Missouri football players will be tested for COVID-19 twice a week during the upcoming season as part of the Southeastern Conference's newly announced series of coronavirus protocols.
The SEC will coordinate centralized testing through a third-party provider to ensure consistency, the league announced Friday as part of its evolving management plan as recommended by the SEC’s Return to Activity and Medical Guidance Task Force, a panel of medical experts from each of the league's 14 schools.
Players will be given the PCR test (polymerase chain reaction), typically six days and three days prior to competition on Sundays and Wednesdays. Coaches, support staff and medical staff will be tested at the same rate as athletes. Game officials, replay officials and medical observers will be PCR tested once per week in their local area prior to their assigned game. Their results must be received before they travel to the competition city. Essential personnel for each team who will be within 6 feet of athletes, coaches/support staff and/or officials for more than 15 minutes must be PCR tested once per week three days prior to the competition.
“Our Medical Task Force is producing an effective strategy for testing and monitoring, which complements the vigilant day-to-day efforts of our campuses to establish and maintain healthy environments in which our student-athletes can train and compete,” SEC Commissioner Greg Sankey said. “Our health experts have guided us though each stage of preparation for the safe return of activity and, together with the medical staffs embedded within our athletics programs, we will continue to monitor developments around the virus and evolve our plan to meet the health needs of our student-athletes.”
The SEC Task Force also recommends schools explore alternative testing methods for a third weekly test to provide a reliable and rapid response closer to competition.
Mizzou has used PCR tests for its athletes this summer, administered by employees through MU Health Care. The wait time for results has been between 36 and 72 hours, Rex Sharp said this week. In high-risk sports football, basketball, soccer and volleyball, athletes will be required to test once a week when there's not a competition that week.
The SEC announced similar protocols for the other fall sports, including women's soccer, women's volleyball and cross country.
For football, all coaches, staff and non-competing players are required to wear a face mask/neck gaiter on the sideline. Competing athletes shall wear a neck gaiter that can be used for timeouts and talking to coaches on the sideline. All officials shall wear a face mask/neck gaiter that will be used when physical distancing cannot be achieved. Anyone working the sideline within the team box and directly adjacent to the team box will be required to wear a face mask/neck gaiter on the sidelines at all times. All other individuals provided with field and sideline access who are not allowed in the team box, whether PCR tested or not must remain at least six feet away from the team box and must wear a face mask/neck gaiter at all times
The SEC also announced protocols for athletes who test positive for the virus. If asymptomatic, the infected athlete must isolate for at least 10 days from the date of the positive test. When returning to activity following isolation, athletes will need a cardiac evaluation, clearance from a team physician and must adhere to an appropriate period of acclimatization following the inactivity.

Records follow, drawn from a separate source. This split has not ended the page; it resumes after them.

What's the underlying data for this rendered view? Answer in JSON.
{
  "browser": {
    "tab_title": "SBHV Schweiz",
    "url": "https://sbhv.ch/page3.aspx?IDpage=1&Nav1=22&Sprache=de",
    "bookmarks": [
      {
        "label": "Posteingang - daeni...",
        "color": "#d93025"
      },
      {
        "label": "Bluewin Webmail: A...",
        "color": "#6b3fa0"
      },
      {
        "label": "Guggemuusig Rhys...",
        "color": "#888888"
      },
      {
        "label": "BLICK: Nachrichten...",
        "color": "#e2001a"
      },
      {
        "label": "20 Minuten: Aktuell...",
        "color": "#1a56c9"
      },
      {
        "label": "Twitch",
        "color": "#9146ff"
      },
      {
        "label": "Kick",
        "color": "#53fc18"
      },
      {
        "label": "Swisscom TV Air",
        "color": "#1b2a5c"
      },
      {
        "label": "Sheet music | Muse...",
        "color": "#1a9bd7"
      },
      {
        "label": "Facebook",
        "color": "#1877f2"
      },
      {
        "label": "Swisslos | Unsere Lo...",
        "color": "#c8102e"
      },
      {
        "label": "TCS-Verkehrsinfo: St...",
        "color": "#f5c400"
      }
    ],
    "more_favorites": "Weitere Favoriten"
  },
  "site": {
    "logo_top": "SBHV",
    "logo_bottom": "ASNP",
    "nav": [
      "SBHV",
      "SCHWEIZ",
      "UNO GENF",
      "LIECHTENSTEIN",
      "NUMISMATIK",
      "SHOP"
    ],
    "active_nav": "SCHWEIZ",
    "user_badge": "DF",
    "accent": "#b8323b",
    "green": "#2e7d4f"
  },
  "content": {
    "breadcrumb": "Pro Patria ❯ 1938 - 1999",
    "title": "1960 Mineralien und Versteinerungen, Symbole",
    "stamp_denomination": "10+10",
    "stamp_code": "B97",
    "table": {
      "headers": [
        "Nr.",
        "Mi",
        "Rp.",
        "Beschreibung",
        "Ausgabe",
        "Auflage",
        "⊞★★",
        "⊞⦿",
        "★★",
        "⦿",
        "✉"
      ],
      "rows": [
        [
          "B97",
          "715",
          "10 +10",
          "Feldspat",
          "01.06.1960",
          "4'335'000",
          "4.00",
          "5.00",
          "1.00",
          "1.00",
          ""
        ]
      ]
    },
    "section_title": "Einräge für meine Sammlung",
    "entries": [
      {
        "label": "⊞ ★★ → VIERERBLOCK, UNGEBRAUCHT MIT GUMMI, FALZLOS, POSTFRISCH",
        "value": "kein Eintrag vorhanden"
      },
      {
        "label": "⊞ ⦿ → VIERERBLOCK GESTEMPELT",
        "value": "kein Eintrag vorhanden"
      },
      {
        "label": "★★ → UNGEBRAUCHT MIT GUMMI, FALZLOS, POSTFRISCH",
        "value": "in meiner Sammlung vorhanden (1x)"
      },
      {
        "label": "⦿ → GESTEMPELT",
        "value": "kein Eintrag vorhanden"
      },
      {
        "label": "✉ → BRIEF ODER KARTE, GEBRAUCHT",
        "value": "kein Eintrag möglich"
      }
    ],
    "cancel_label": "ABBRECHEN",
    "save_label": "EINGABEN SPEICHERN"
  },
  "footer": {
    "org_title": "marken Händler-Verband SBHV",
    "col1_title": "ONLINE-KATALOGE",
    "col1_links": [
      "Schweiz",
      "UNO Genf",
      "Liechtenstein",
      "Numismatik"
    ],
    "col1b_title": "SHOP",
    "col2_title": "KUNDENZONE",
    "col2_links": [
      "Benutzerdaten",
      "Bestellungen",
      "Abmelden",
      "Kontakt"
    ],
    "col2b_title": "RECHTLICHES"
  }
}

Symptomatic infected athletes should be isolated for at least 10 days from onset of symptoms and at least 24 hours must have passed since their last fever without the use of fever-reducing medications and symptom improvement (cough, shortness of breath) has occurred. When returning from isolation, athletes will need a cardiac evaluation, clearance from a team physician and must adhere to an appropriate period of acclimatization.
For athletes who are presumed to be infected, they'll be required to isolate in the team facility with a mask and referred to a medical professional for evaluation. For cases that arise after pre-competition testing but before competition begins, the athlete will be promptly isolated and tested, followed by contact tracing. For potential cases that arise during or after competition, the athlete will be promptly evaluated, followed by contact tracing to identify and quarantine close contacts.
A close contact is defined as any individual who was within 6 feet of an infected person for at least 15 minutes starting from two days before illness onset, or for asymptomatic patients, two days prior to positive specimen collection, until the time the patient is isolated.
Athletes who have prolonged close contact or more than 15 minutes and within 6 feet of an infected person during the period of infectivity will be considered a high-risk contact. They must quarantine for 14 days and can return to play if no symptoms develop while quarantined for the full 14-day period.
As far as isolation, anyone who tests positive prior to traveling for a road competition will not travel with the team and will be isolated. If an individual tests positive while traveling, they will not participate in any elements of the competition and will be isolated. The local health authorities that govern the home team, visiting team and the individual’s physical location when the test was administered will be notified. The team with the individual who tested positive will return the individual to their campus community as soon as possible using appropriate infection control and physical distancing processes. If an individual tests positive after traveling, the positive individual will be isolated according to the policies established by their school.
Also, each team's travel party will be limited to only players, coaches and essential personnel "who undergo similar surveillance as the student-athletes and coaching staff." Families, radio crew, boosters and administrators must travel separately.
Dave Matter brings you the latest updates from the Mizzou sports scene.